Nevertheless, as a treat or part of a balanced diet, earthworms are great. We’d generally recommend feeding as many insect feeders as your bearded dragon wants in a roughly 10 – 15 minute setting. Adults should be once, perhaps twice per week. Babies and adolescents should be a sliding scale of 3 times per day for babies through to once a day for adolescents. The key rule though is to make sure they’re thriving without getting fat.
In the case of earthworms we’d recommend one or two (depending on size) at each sitting if you want to – and then mix the meal up with other insects too.
Can I Feed Dried Earthworms To My Bearded Dragon?

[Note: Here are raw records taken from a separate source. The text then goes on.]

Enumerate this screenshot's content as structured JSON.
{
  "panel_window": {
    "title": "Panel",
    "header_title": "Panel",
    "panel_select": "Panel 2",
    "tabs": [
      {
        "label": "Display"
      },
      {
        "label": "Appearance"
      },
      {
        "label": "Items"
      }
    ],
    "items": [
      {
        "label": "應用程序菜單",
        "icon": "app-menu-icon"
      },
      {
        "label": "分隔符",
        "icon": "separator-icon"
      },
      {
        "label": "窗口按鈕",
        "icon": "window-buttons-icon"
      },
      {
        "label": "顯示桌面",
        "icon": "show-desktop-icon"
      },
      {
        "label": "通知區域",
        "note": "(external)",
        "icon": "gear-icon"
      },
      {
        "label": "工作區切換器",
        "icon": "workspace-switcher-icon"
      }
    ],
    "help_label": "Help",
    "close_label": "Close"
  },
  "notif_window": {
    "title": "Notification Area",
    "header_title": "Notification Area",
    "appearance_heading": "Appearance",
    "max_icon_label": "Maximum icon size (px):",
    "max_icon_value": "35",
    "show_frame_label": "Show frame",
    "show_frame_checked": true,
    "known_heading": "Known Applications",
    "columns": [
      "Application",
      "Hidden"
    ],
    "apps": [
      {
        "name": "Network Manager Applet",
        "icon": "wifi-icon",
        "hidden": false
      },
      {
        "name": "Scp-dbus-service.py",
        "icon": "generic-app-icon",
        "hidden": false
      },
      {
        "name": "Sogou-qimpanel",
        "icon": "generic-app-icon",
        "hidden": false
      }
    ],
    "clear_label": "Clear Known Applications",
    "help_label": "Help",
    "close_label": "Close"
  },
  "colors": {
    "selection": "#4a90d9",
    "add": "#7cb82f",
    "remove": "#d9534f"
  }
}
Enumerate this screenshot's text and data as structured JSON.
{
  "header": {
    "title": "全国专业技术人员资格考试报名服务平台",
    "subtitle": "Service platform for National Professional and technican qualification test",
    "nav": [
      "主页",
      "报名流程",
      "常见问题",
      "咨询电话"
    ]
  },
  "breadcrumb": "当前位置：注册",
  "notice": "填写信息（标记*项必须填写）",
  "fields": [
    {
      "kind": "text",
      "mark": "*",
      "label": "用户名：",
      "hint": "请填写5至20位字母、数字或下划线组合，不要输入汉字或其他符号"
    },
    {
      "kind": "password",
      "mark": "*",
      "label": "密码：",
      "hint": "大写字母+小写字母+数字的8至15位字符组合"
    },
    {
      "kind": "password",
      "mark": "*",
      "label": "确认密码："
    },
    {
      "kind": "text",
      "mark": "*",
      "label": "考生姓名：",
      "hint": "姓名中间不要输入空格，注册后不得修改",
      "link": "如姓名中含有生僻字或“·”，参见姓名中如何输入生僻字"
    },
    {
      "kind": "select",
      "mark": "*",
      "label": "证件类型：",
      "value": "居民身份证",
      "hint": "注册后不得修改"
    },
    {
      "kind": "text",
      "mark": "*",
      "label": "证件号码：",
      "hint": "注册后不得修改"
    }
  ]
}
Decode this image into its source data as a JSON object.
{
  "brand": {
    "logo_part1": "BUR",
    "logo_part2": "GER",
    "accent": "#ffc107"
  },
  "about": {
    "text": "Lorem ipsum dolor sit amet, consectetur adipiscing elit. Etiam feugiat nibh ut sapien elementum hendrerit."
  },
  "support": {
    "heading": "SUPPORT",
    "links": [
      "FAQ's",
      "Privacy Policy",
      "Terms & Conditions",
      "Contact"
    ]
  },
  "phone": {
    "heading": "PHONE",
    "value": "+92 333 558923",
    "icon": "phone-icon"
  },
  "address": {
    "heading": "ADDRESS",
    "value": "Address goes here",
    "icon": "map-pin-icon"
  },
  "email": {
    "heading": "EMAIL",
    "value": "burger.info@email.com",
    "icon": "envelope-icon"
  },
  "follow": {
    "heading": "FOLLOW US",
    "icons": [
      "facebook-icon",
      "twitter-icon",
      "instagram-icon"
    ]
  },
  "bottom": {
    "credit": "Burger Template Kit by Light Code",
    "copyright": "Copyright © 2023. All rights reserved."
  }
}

The likelihood of getting your bearded dragon to eat dried earthworms is quite slim, since the wiggling of the food is part of the attraction of hunting and eating. Some dried earthworm formula comes as a powder and we couldn’t think of anything worse than powdered earthworm for dinner. Having said that if your bearded dragon is some kind of weirdo and will only each vegetables and you’re concerned about their fat and protein intake then perhaps dried earthworm could work.
Bear in mind that dried insects have no hydration value at all, so you’ll need to ensure your bearded dragon remains hydrated somehow. Hydrating vegetables can help with this if you can get them to eat them. Drops of water on the nose can help.
But live insects are by far the best.
Nutritional Data For Earthworms For Bearded Dragons
|Calcium (mg/kg)||444 (0.044%)|
|Phosphorus (mg/kg)||1590 (0.159%)|
|Potassium (mg/kg)||1820 (0.182%)|
In answering the question of “Can bearded dragons eat earthworms?” we’ve looked at the nutritional details and other aspects and decided that Earthworms are a reasonable “insect” for bearded dragons to be fed for a variety of reasons.
For this reason, we consider Earthworms to be an occasional insect suitable for babies and adults alike.
1: Including Earthworms in Organic Poultry Diets. Dr. Jacquie Jacob Ph.D., University of Kentucky. https://eorganic.org/node/8103 Visited: 18:30 GMT 28 January 2021